Serbia’s prime minister says the country’s leadership is close to demanding the deployment of their security troops to Kosovo
BELGRADE, Serbia — Serbia’s prime minister said Friday the country’s leadership was close to demanding the deployment of their security troops to Kosovo, claiming lives of minority Serbs there were being threatened. The return of Belgrade’s troops to the former Serbian province could dramatically increase tensions in the Balkans.
Serbian officials claim a U.N. resolution that formally ended the country’s bloody crackdown against majority Kosovo Albanian separatists in 1999 allows for some 1,000 Serb troops to return to Kosovo. NATO bombed Serbia to end the war and push its troops out of Kosovo, which declared independence in 2008.
The NATO-led peacekeepers who have been working in Kosovo since the war would have to give a green light for Serb troops to go there, something that’s highly unlikely because it would de-facto mean handing over security of Kosovo’s Serb-populated northern regions to Serbian forces.
Serbian Prime Minister Ana Brnabic accused the force of some 4,000 peacekeepers, known as KFOR, of failing to protect Serbs from alleged harassment by Kosovo’s security troops, and said 1,000 Serb officers should return to Kosovo.
She accused Kosovo Prime Minister Albin Kurti of bringing the region “to the edge” of another war.
“We are close to requesting the return of our forces to Kosovo under Resolution 1244, because KFOR is not doing its job.” Brnabic said. “Serbs do not feel safe and are physically and life threatened, including children in kindergartens.”
Kurti’s office said any such move from Serbia would be “an act of aggression” and an indication of “Serbia’s tendencies to destabilize the region.”
“Kosovo is an independent and sovereign country,” Kurti’s office said in an emailed response to an AP request for comment. “Any act that aims at violating that, is an act of aggression.”
Kurti’s office noted that the last time Serbian police and military were in Kosovo, before the end of the 1999 war, “there was oppression that led to genocide in Kosovo … there was an international humanitarian intervention to bring peace and kick them out of Kosovo.”
Kosovo’s president, Vjosa Osmani, responded to the statements from Belgrade by saying that “no Serb soldier or police officer would set foot on Kosovo’s soil again.”
“The open threat for police and military aggression from Serbia testifies that the hegemonic policy continues in that state,” Osmani said on social media. “That should be clearly refuted and opposed by the whole democratic world.”
A European Union mission tasked with supporting Kosovo’s rule of law institutions said that its 134 polish, Italian and Lithuanian police officers have partly replaced the 576 Serb police officers who resigned a month earlier.
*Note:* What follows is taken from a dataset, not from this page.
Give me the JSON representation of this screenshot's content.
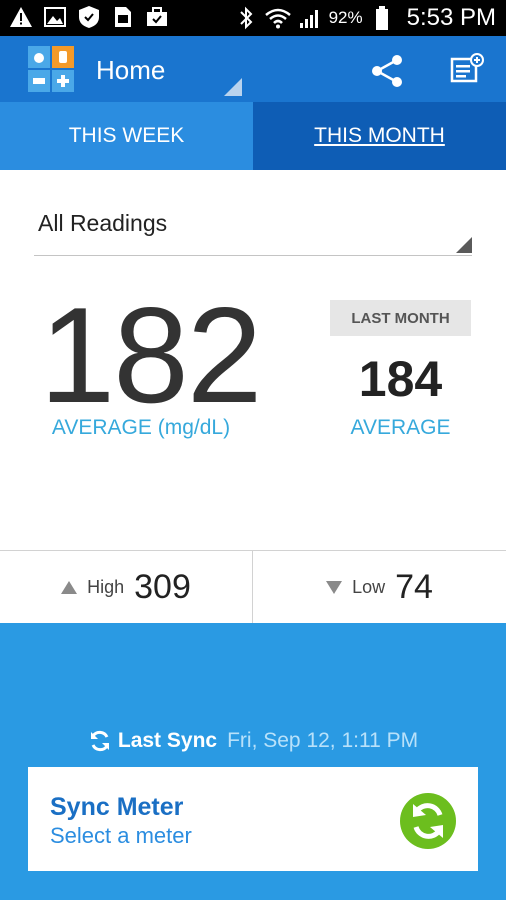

The EU’s Rule of Law Mission in Kosovo (EULEX) told the Associated Press that it has stepped up reconnaissance patrols, including on foot, in “all northern municipalities” in close coordination with the Kosovo Police and NATO/KFOR.
But it said that it cannot replace the Kosovo Police.
“We call for responsible actions and policies by all parties and a de-escalation of tensions. This is first and foremost for the benefit of the local population whose safety and security are at risk due to the current situation,” said EULEX.
Tensions have been high in Kosovo since it proclaimed independence from Serbia despite attempts by the European Union and U.S. officials to defuse them. Serbia, supported by its allies Russia and China, has refused to recognize Kosovo’s statehood.
The demand for the Serb troop deployment came a day after unknown gunmen slightly injured a Kosovo law enforcement officer. The Kosovar police presence recently was increased in Serb-dominated areas of northern Kosovo where a snap election is to be held on Dec. 28.
Earlier this week, some election centers were damaged and shooting was heard in those communes, raising fears of further escalation of the long-simmering tensions.
The Kosovo government’s decision to ban Serbia-issued license plates pushed Serb lawmakers, prosecutors and police officers in Kosovo’s northern municipalities to abandon local governing posts in early November.
Later last month, under EU mediation and with U.S. direct assistance, Kosovo and Serbia reached a deal that Serbia would stop issuing license plates now used in Kosovo and Kosovo’s government would stop further actions to deny the re-registration of vehicles.
The European Union has warned Serbia and Kosovo they must resolve their dispute and normalize relations to be eligible for membership in the EU.
NATO Secretary-General Jens Stoltenberg has said that the NATO-led mission in Kosovo “remains vigilant.”